Set each record down exactly, excluding all images.

****************

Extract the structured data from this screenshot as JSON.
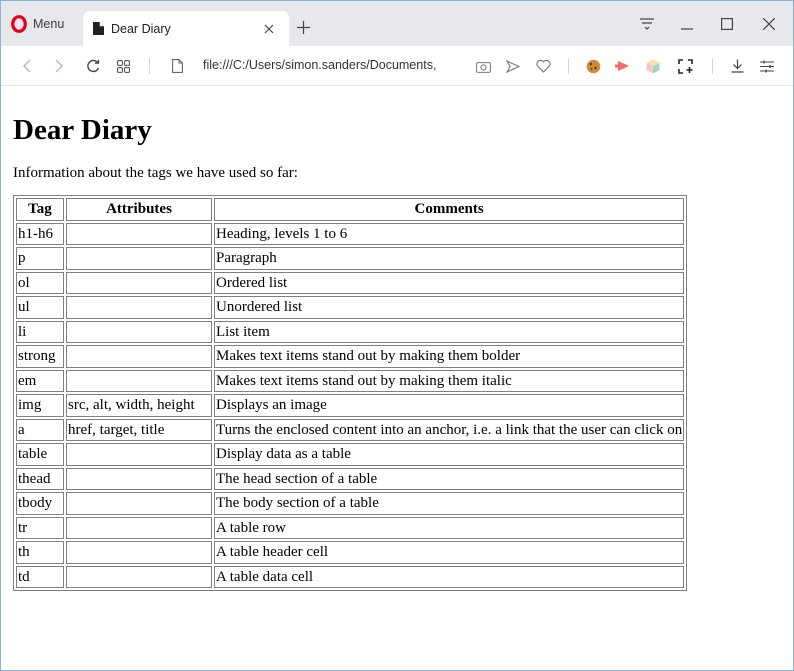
{
  "browser": {
    "menu_label": "Menu",
    "tab_title": "Dear Diary",
    "url": "file:///C:/Users/simon.sanders/Documents,"
  },
  "page": {
    "heading": "Dear Diary",
    "intro": "Information about the tags we have used so far:",
    "table": {
      "headers": [
        "Tag",
        "Attributes",
        "Comments"
      ],
      "rows": [
        [
          "h1-h6",
          "",
          "Heading, levels 1 to 6"
        ],
        [
          "p",
          "",
          "Paragraph"
        ],
        [
          "ol",
          "",
          "Ordered list"
        ],
        [
          "ul",
          "",
          "Unordered list"
        ],
        [
          "li",
          "",
          "List item"
        ],
        [
          "strong",
          "",
          "Makes text items stand out by making them bolder"
        ],
        [
          "em",
          "",
          "Makes text items stand out by making them italic"
        ],
        [
          "img",
          "src, alt, width, height",
          "Displays an image"
        ],
        [
          "a",
          "href, target, title",
          "Turns the enclosed content into an anchor, i.e. a link that the user can click on"
        ],
        [
          "table",
          "",
          "Display data as a table"
        ],
        [
          "thead",
          "",
          "The head section of a table"
        ],
        [
          "tbody",
          "",
          "The body section of a table"
        ],
        [
          "tr",
          "",
          "A table row"
        ],
        [
          "th",
          "",
          "A table header cell"
        ],
        [
          "td",
          "",
          "A table data cell"
        ]
      ]
    }
  },
  "icons": {
    "brand": "opera-logo-icon",
    "accent": "#e3001b"
  }
}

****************

**RESULT:**
Extract the structured data from this screenshot as JSON.
{
  "browser": {
    "menu_label": "Menu",
    "tab_title": "Dear Diary",
    "url": "file:///C:/Users/simon.sanders/Documents,"
  },
  "page": {
    "heading": "Dear Diary",
    "intro": "Information about the tags we have used so far:",
    "table": {
      "headers": [
        "Tag",
        "Attributes",
        "Comments"
      ],
      "rows": [
        [
          "h1-h6",
          "",
          "Heading, levels 1 to 6"
        ],
        [
          "p",
          "",
          "Paragraph"
        ],
        [
          "ol",
          "",
          "Ordered list"
        ],
        [
          "ul",
          "",
          "Unordered list"
        ],
        [
          "li",
          "",
          "List item"
        ],
        [
          "strong",
          "",
          "Makes text items stand out by making them bolder"
        ],
        [
          "em",
          "",
          "Makes text items stand out by making them italic"
        ],
        [
          "img",
          "src, alt, width, height",
          "Displays an image"
        ],
        [
          "a",
          "href, target, title",
          "Turns the enclosed content into an anchor, i.e. a link that the user can click on"
        ],
        [
          "table",
          "",
          "Display data as a table"
        ],
        [
          "thead",
          "",
          "The head section of a table"
        ],
        [
          "tbody",
          "",
          "The body section of a table"
        ],
        [
          "tr",
          "",
          "A table row"
        ],
        [
          "th",
          "",
          "A table header cell"
        ],
        [
          "td",
          "",
          "A table data cell"
        ]
      ]
    }
  },
  "icons": {
    "brand": "opera-logo-icon",
    "accent": "#e3001b"
  }
}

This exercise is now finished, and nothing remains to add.